Egira curialis (Grote, 1873)
Egira curialis is a early spring-flying medium-sized moth (FW length 17 - 19 mm) with a long steel gray forewing with a slight reddish blush in the reniform spot and a pure white hindwing that flies in grasslands and open forests. The forewing is relatively long and narrow with a slightly pointed apex and mildly scalloped margin. The color is steel gray with a slight sheen, occasionally mottled with lighter gray on the wing base, in the posterior median area, and on the distal wing. The anterior wing is slightly darker medial to the postmedial line, most evident in mottled specimens. The median area distal to the reniform spot is often slightly reddish brown, similar to the filling of the reniform spot.
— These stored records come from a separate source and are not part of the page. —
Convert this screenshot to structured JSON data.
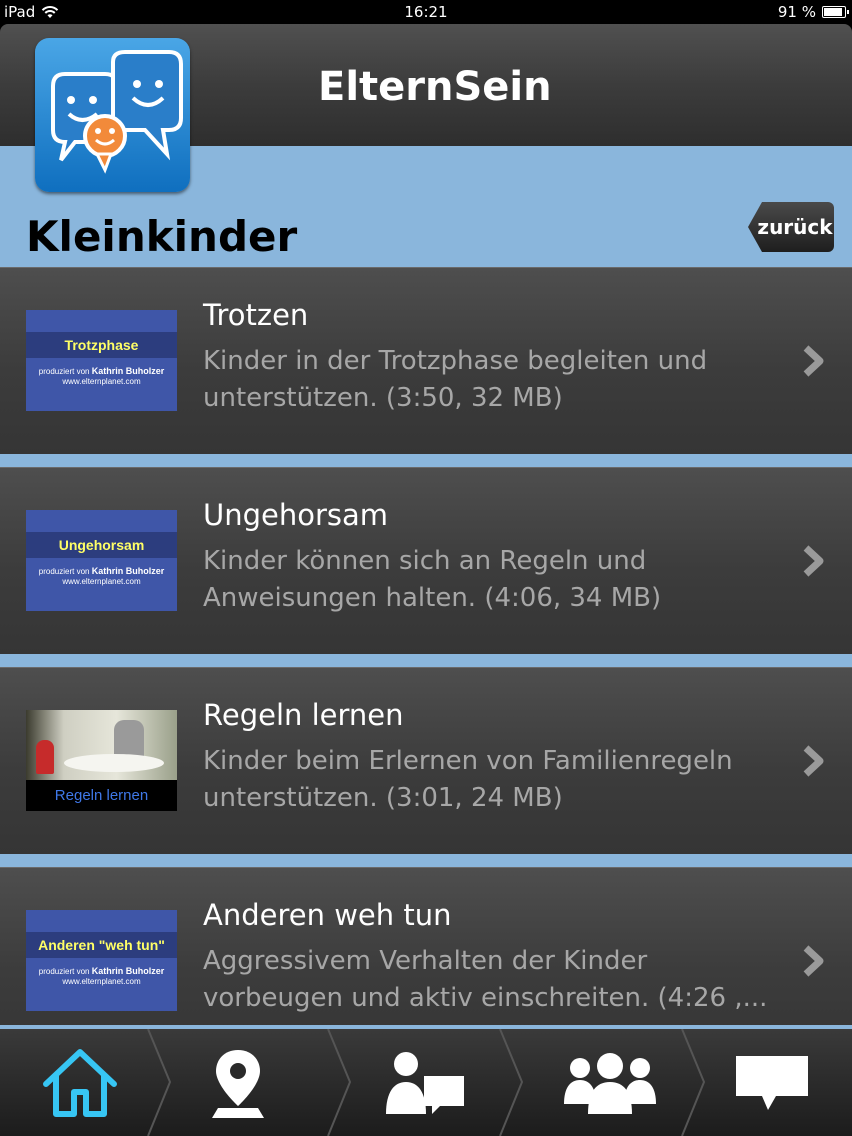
{
  "status_bar": {
    "device": "iPad",
    "time": "16:21",
    "battery": "91 %",
    "battery_level": 0.91
  },
  "header": {
    "app_title": "ElternSein",
    "logo_icon": "speech-bubbles-faces-logo"
  },
  "section": {
    "title": "Kleinkinder",
    "back_label": "zurück"
  },
  "items": [
    {
      "title": "Trotzen",
      "description": "Kinder in der Trotzphase begleiten und unterstützen. (3:50, 32 MB)",
      "thumb_title": "Trotzphase",
      "thumb_credit_small": "produziert von",
      "thumb_credit_name": "Kathrin Buholzer",
      "thumb_url": "www.elternplanet.com"
    },
    {
      "title": "Ungehorsam",
      "description": "Kinder können sich an Regeln und Anweisungen halten. (4:06, 34 MB)",
      "thumb_title": "Ungehorsam",
      "thumb_credit_small": "produziert von",
      "thumb_credit_name": "Kathrin Buholzer",
      "thumb_url": "www.elternplanet.com"
    },
    {
      "title": "Regeln lernen",
      "description": "Kinder beim Erlernen von Familienregeln unterstützen. (3:01, 24 MB)",
      "thumb_caption": "Regeln lernen"
    },
    {
      "title": "Anderen weh tun",
      "description": "Aggressivem Verhalten der Kinder vorbeugen und aktiv einschreiten. (4:26 ,...",
      "thumb_title": "Anderen \"weh tun\"",
      "thumb_credit_small": "produziert von",
      "thumb_credit_name": "Kathrin Buholzer",
      "thumb_url": "www.elternplanet.com"
    }
  ],
  "tabs": [
    {
      "icon": "home-icon",
      "active": true
    },
    {
      "icon": "map-pin-icon",
      "active": false
    },
    {
      "icon": "counselor-chat-icon",
      "active": false
    },
    {
      "icon": "group-icon",
      "active": false
    },
    {
      "icon": "speech-bubble-icon",
      "active": false
    }
  ],
  "colors": {
    "accent_blue": "#8ab6dc",
    "active_tab": "#37c6f4"
  }
}
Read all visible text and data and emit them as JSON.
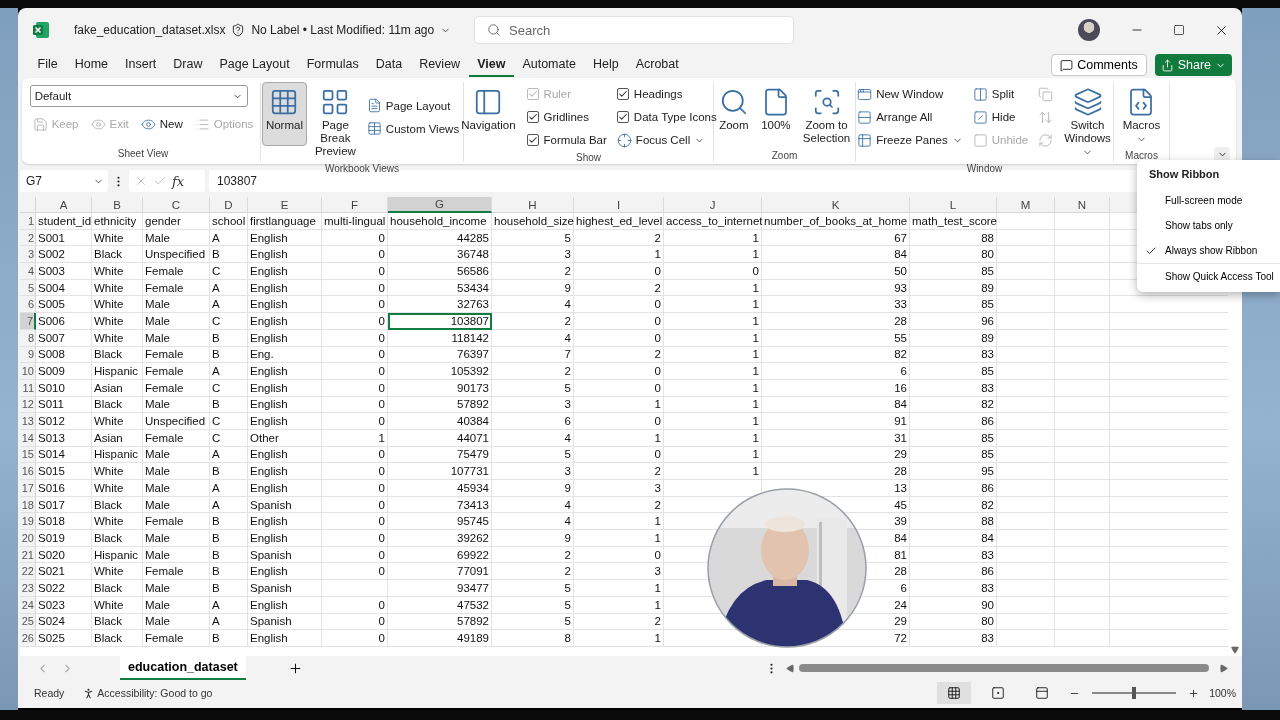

The transverse lines are usually inconspicuous gray, with lighter gray components of the antemedial and postmedial lines outside the median area. When visible the antemedial line is slightly irregular and oriented perpendicular to the posterior margin. The postmedial line is scalloped, slightly S-shaped, excurved below the costa and slightly concave toward the base in the fold. The median line is diffuse dark gray, usually faint and evident near the costa or across the entire wing. The subterminal line is pale, very faint, minimally irregular and parallel to the outer margin, preceded by dark gray wedges across most of the wing except near the costa and trailing margin that are often the most prominent transverse marking. The orbicular spot is round, faint dark gray filled with light gray and often a central dark ocellus. The reniform spot is similar faint gray, often darker along the inferior edge, weakly hourglass-shaped, filled with pale rust and dark gray inferiorly. The claviform spot is variable, absent or dark gray. The hindwing, including the fringe, is pure white with a small gray discal spot, a postmedial line consisting of gray lines on the veins, and a terminal line of short gray lines between the veins. The head and thorax are even gray, with a slight median crest on the anterior thorax. The male antenna is biserrate with wide fasciculations.
This species can be distinguished from other early spring moths by its long gray wing with a row of dark gray spots near the outer margin and a rusty color to the reniform spot and adjacent median area, and a nearly pure white hindwing. It is unlikely to be confused with other moths in our area.
The type locality of the synonym Xylomiges candida Smith is [British Columbia], Vancouver. Xylomiges nicalis Smith, another synonym, was described from Washington, Pullman.
Larva is smooth, finely mottled with red, gray, and black, and with a broad red and white lateral band. It is illustrated by Miller & Hammond (2003).
This species is widely distributed in forest and brushland habitats throughout much of western North America. In the Pacific Northwest, it is common to abundant in dry ponderosa pine forests and juniper woodlands at middle elevations east of the Cascades, and in oak woodlands or mixed hardwood forests with oaks at low to middle elevations west of the Cascades. It is frequent in mixed hardwood-conifer forests at higher elevations in the Cascades and Rocky Mountain regions, but is usually uncommon to rare in coastal rainforests west of the Cascades. It shows a definite preference for drier habitats, especially grasslands.
Egira curialis is widely distributed in the Pacific Northwest. It is most common and widespread east of the Cascades where it occurs to south-central British Columbia. It is most common in western Oregon west of the Cascades, becoming more sporadic further north. Isolated populations occur in the south Puget Prairies, in the San Juan and Gulf Islands near the Gulf of Georgia, and on Vancouver Island.
This species is found in western North America. It is common throughout most of California and occurs east to Colorado and New Mexico.
This species is a foodplant generalist feeding on many kinds of hardwoods. Oaks (Quercus spp.) in the Fagaceae appear to be favored foodplants west of the Cascades, while cherries (Prunus spp.) and bitterbrush (Purshia tridentata) in the Rosaceae appear to be favored foodplants east of the Cascades. It has also been reared from hackberry (Celtis reticulata) in the Ulmaceae.
This species flies in early spring, beginning as early as February and lasting through May. The peak of the flight is April. It is nocturnal and comes readily to lights.
Miller & Hammond (2003)